● **Problem details**: Copy the listing that follows exactly. Its pictures do not belong in the copy.

------------------------------

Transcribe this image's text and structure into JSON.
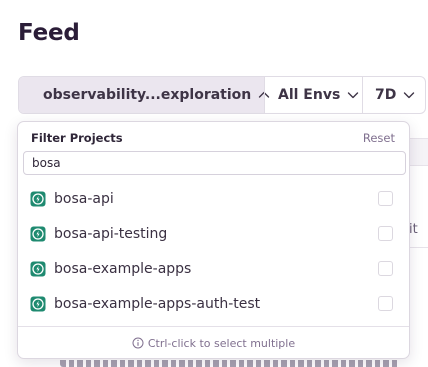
{
  "page": {
    "title": "Feed"
  },
  "filter_bar": {
    "project_label": "observability...exploration",
    "env_label": "All Envs",
    "date_label": "7D"
  },
  "dropdown": {
    "title": "Filter Projects",
    "reset_label": "Reset",
    "search_value": "bosa",
    "items": [
      {
        "label": "bosa-api",
        "checked": false
      },
      {
        "label": "bosa-api-testing",
        "checked": false
      },
      {
        "label": "bosa-example-apps",
        "checked": false
      },
      {
        "label": "bosa-example-apps-auth-test",
        "checked": false
      }
    ],
    "footer_hint": "Ctrl-click to select multiple"
  },
  "background": {
    "partial_text": "it"
  },
  "colors": {
    "platform_icon": "#1f8a70",
    "selector_bg": "#ebe6ef",
    "muted_text": "#80708f"
  },
  "icons": {
    "platform": "lightning-bolt-icon",
    "chevron_up": "chevron-up-icon",
    "chevron_down": "chevron-down-icon",
    "info": "info-circle-icon"
  }
}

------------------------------

● **Response box**:
Transcribe this image's text and structure into JSON.
{
  "page": {
    "title": "Feed"
  },
  "filter_bar": {
    "project_label": "observability...exploration",
    "env_label": "All Envs",
    "date_label": "7D"
  },
  "dropdown": {
    "title": "Filter Projects",
    "reset_label": "Reset",
    "search_value": "bosa",
    "items": [
      {
        "label": "bosa-api",
        "checked": false
      },
      {
        "label": "bosa-api-testing",
        "checked": false
      },
      {
        "label": "bosa-example-apps",
        "checked": false
      },
      {
        "label": "bosa-example-apps-auth-test",
        "checked": false
      }
    ],
    "footer_hint": "Ctrl-click to select multiple"
  },
  "background": {
    "partial_text": "it"
  },
  "colors": {
    "platform_icon": "#1f8a70",
    "selector_bg": "#ebe6ef",
    "muted_text": "#80708f"
  },
  "icons": {
    "platform": "lightning-bolt-icon",
    "chevron_up": "chevron-up-icon",
    "chevron_down": "chevron-down-icon",
    "info": "info-circle-icon"
  }
}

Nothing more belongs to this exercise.